Systemic Racism Divides Black Families

Decades of U.S. policy was specifically designed to break apart the Black family, policy that began during the practice of slavery but continues to this day. Scholars argue that the U.S. child-welfare system has continued the tradition of unjustly separating Black families as a means of control, and our system of mass incarceration has worsened the tearing apart of Black families. Black adults are incarcerated at nearly five times the rate of white adults due to a racist system built to control and repress Black bodies.

The memo’s main solution is increasing participation in the Junior Reserve Officers’ Training Corps. The claim that JROTC participation breaks the cycle of fatherlessness is completely unsupported. In fact, a range of studies on the impact of JROTC participation finds mixed academic results, at best, with no evidence around how JROTC might break cycles of fatherlessness.

All the pearl-clutching about “broken homes” is a detractor from the real issues facing Mississippi.

“Ignoring the historical context of today’s familial structure in the U.S., especially how a racially discriminating justice system has affected it, is deceptive,” Christine Dickason and Kaitlyn Barton write. Photo by Depositphotos

Let’s talk about teenage pregnancy. While one risk factor associated with teenage pregnancy is living in a single-parent household, primary risk factors include growing up in poverty and low maternal educational achievement. Actions that can limit teenage pregnancies include comprehensive sex education, which is not required in Mississippi schools. And don’t forget: access to abortion can help young people make informed decisions about whether they want to become parents.

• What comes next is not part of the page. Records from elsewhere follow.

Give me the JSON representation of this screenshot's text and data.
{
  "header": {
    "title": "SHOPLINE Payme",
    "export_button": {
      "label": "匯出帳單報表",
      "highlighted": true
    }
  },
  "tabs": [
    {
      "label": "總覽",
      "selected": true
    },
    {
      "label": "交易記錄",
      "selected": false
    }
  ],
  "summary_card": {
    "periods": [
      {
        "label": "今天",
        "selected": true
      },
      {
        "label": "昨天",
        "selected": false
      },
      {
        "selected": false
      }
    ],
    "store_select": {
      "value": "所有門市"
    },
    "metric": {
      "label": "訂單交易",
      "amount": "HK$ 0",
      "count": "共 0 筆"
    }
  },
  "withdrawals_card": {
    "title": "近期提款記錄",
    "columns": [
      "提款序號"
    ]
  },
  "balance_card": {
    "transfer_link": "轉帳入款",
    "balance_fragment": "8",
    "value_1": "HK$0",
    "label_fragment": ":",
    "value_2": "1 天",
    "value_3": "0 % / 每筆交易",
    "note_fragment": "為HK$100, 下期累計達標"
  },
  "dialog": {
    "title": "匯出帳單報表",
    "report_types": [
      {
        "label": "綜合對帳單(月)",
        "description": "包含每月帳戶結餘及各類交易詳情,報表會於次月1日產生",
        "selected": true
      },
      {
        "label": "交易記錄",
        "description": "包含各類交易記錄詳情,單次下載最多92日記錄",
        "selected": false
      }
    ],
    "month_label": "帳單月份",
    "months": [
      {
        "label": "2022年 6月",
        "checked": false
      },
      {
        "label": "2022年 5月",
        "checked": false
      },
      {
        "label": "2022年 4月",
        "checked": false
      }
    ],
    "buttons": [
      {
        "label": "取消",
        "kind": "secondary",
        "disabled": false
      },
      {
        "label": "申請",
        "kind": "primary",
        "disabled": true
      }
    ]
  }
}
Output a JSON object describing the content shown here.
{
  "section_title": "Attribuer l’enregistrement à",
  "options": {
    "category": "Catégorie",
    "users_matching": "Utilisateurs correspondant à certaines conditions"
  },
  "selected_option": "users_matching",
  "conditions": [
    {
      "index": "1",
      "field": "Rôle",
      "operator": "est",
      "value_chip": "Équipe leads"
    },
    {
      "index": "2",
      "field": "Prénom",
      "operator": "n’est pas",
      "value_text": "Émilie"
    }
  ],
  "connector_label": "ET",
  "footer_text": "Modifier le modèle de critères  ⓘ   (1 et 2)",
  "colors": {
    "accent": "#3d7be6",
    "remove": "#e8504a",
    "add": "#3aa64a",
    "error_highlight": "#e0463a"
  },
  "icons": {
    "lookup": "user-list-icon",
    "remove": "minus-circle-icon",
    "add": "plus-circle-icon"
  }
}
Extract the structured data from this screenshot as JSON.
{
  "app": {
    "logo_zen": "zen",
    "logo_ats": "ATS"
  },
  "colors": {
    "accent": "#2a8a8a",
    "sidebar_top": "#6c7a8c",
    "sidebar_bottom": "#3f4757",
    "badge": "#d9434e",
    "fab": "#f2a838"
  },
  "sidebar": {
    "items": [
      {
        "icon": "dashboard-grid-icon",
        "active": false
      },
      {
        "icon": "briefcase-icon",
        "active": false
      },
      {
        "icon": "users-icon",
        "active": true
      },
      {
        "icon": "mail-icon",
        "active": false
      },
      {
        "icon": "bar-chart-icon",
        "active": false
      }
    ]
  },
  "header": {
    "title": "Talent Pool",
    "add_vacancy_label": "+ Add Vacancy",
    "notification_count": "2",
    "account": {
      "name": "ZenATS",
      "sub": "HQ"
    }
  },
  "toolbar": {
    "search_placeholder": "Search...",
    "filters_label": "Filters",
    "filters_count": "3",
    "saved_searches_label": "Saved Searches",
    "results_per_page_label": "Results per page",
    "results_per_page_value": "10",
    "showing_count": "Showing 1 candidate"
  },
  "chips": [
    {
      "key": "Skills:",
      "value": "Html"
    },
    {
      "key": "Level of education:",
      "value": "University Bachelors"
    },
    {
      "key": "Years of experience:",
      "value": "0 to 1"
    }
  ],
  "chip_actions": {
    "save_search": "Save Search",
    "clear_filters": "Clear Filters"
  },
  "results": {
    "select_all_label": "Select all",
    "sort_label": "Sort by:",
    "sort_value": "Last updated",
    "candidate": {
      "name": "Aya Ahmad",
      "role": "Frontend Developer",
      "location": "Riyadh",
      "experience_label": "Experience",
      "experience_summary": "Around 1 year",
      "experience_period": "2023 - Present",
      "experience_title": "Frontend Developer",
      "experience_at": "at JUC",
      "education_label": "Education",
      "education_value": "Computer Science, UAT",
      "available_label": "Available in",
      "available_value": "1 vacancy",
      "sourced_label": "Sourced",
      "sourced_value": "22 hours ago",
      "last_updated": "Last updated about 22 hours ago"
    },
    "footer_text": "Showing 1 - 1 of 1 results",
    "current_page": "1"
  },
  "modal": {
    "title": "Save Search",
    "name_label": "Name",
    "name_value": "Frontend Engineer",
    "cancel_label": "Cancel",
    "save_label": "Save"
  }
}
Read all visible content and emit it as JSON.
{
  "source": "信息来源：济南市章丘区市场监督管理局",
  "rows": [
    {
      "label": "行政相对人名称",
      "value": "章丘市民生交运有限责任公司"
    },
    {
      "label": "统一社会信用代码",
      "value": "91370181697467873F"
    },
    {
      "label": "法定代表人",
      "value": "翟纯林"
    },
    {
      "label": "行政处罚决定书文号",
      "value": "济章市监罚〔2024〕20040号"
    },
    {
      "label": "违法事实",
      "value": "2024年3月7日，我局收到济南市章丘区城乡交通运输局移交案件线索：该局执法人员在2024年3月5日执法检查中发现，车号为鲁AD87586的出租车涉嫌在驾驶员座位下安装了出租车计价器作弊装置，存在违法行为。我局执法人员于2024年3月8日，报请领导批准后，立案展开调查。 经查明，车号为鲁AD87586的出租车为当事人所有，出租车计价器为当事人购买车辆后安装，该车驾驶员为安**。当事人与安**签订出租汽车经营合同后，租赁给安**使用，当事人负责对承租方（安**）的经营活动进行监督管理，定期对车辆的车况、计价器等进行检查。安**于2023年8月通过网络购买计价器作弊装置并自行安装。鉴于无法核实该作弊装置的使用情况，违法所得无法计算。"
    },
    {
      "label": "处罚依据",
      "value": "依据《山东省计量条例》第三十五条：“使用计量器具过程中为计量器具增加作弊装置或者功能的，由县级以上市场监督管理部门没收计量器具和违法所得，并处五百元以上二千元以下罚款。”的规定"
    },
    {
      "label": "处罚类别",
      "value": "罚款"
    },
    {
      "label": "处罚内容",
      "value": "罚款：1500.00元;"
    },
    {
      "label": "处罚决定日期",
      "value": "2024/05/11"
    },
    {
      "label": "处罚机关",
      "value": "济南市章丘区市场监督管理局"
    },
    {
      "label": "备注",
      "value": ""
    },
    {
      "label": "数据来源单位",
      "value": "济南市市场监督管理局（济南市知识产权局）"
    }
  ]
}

What about the costs of incarcerating people? With Mississippi ranked as the world leader in incarcerating people per capita, the state’s taxpayers spend a lot of money on keeping folks behind bars. But this occurrence is not an accident; in fact, it is a deliberate policy choice steeped in the racist histories we discussed earlier. We do not have to continue tearing families apart if we believe fathers are so important, but we choose to repeat the sins of our past over and over again.

State Auditor Shad White has doubled down on the report since its release, tweeting, “If you can’t identify the drivers of our biggest challenges, you’ll never fix them.” Precisely, Mr. White! We can agree that fathers are really important; however, this report is a distraction from years of bad policy—all under a Republican-led government—that has led us to this point.

It is a red herring that pulls our attention away from systemic issues plaguing the state.

This MFP Voices essay does not necessarily represent the views of the Crirec, its staff or board members. To submit an essay for the MFP Voices section, send up to 1,200 words and sources fact-checking the included information to [email protected]. We welcome a wide variety of viewpoints.

Christine Dickason is pursuing her PhD in education policy at Vanderbilt University. Kaitlyn Barton is a native Mississippian who currently works as a dean of instruction in Houston, Texas. They both graduated from the University of Mississippi’s Lott Leadership Institute and Honors College in 2015.